ALBANY, N.Y. (NEWS10) – State Assembly members and education officials gathered Tuesday to discuss how the state’s financial woes could affect tuition assistance programs. New York State Higher Education Services (HESC) told state Assembly members that while Fall 2020 semester tuition assistance programs like the Tuition Assistance Program (TAP) and Excelsior Scholarship were unaffected for approved recipients, awards for the Spring 2021 semester are undetermined.
HESC told News10 new applications were on hold for the Excelsior Scholarship at the end of July. At that time the Division of the Budget said students might see a reduction in their awards.
Priority for the spring semester will be given to students already receiving awards in accordance with state tuition assistance legislation, says HESC Executive Vice President, Elsa Magee. She says HESC is currently focused on processing fall semester awards and is awaiting guidance from the state before looking ahead to the spring semester.
Like all state agencies, Magee says HESC is waiting to hear from the state what a decrease in New York’s revenue will mean for the financial future of tuition assistance programs.

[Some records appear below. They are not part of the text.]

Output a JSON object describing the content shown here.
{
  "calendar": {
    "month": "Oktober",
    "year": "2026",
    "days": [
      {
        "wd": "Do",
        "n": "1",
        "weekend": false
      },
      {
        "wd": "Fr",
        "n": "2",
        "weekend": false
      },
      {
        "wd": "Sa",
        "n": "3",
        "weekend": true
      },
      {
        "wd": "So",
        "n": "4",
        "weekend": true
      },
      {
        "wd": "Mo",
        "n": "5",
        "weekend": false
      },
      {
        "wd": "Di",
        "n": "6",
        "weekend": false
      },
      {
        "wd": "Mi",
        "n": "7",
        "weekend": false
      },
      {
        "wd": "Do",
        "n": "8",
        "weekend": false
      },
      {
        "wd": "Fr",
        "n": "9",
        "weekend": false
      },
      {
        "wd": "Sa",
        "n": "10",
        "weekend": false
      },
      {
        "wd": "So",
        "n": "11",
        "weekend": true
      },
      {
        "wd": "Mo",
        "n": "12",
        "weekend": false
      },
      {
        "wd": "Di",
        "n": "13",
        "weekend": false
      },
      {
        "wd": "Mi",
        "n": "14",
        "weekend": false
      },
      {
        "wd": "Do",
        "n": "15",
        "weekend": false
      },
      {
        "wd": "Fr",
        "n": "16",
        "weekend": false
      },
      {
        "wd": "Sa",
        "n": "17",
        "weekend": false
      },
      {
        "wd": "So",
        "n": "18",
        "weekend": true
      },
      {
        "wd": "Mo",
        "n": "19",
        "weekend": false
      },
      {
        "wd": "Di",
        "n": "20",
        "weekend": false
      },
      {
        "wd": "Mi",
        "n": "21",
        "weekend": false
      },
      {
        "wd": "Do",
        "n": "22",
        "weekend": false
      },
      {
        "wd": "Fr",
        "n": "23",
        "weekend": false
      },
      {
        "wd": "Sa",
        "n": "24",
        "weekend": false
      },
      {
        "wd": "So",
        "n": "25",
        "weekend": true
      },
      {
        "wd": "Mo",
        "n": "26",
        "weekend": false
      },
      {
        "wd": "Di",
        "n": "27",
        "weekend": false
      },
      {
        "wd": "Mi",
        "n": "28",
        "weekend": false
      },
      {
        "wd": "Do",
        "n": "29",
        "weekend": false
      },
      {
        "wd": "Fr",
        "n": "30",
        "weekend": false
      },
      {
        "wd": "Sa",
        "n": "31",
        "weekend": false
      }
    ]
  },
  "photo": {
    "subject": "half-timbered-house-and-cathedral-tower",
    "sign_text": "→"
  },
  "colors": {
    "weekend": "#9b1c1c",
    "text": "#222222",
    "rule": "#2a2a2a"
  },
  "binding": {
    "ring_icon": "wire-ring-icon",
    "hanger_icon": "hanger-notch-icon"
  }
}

She says she knows much of the decision will be determined according to how much federal assistance the state will get.
Students who have already received TAP for eight semesters are not eligible for the program making those who had a COVID-19 related issue that forced them to sign up for additional courses or another semester will not be eligible.
Both the state and the federal governments have put rules forth to help people with student loans that may have been negatively impacted by the coronavirus pandemic. These include the deferment of federal student loans through January 1, 2021, no accounts being sent to collections, and zero percent interest. New York has also temporarily stopped sending loans to collections.
The New York State Education Department says the future of opportunity programs such as the Science and Technology Entry Program and the Collegiate Science and Technology Entry Programs which help support underserved or poor students, is also in jeopardy from state budget cuts due to loss of revenue.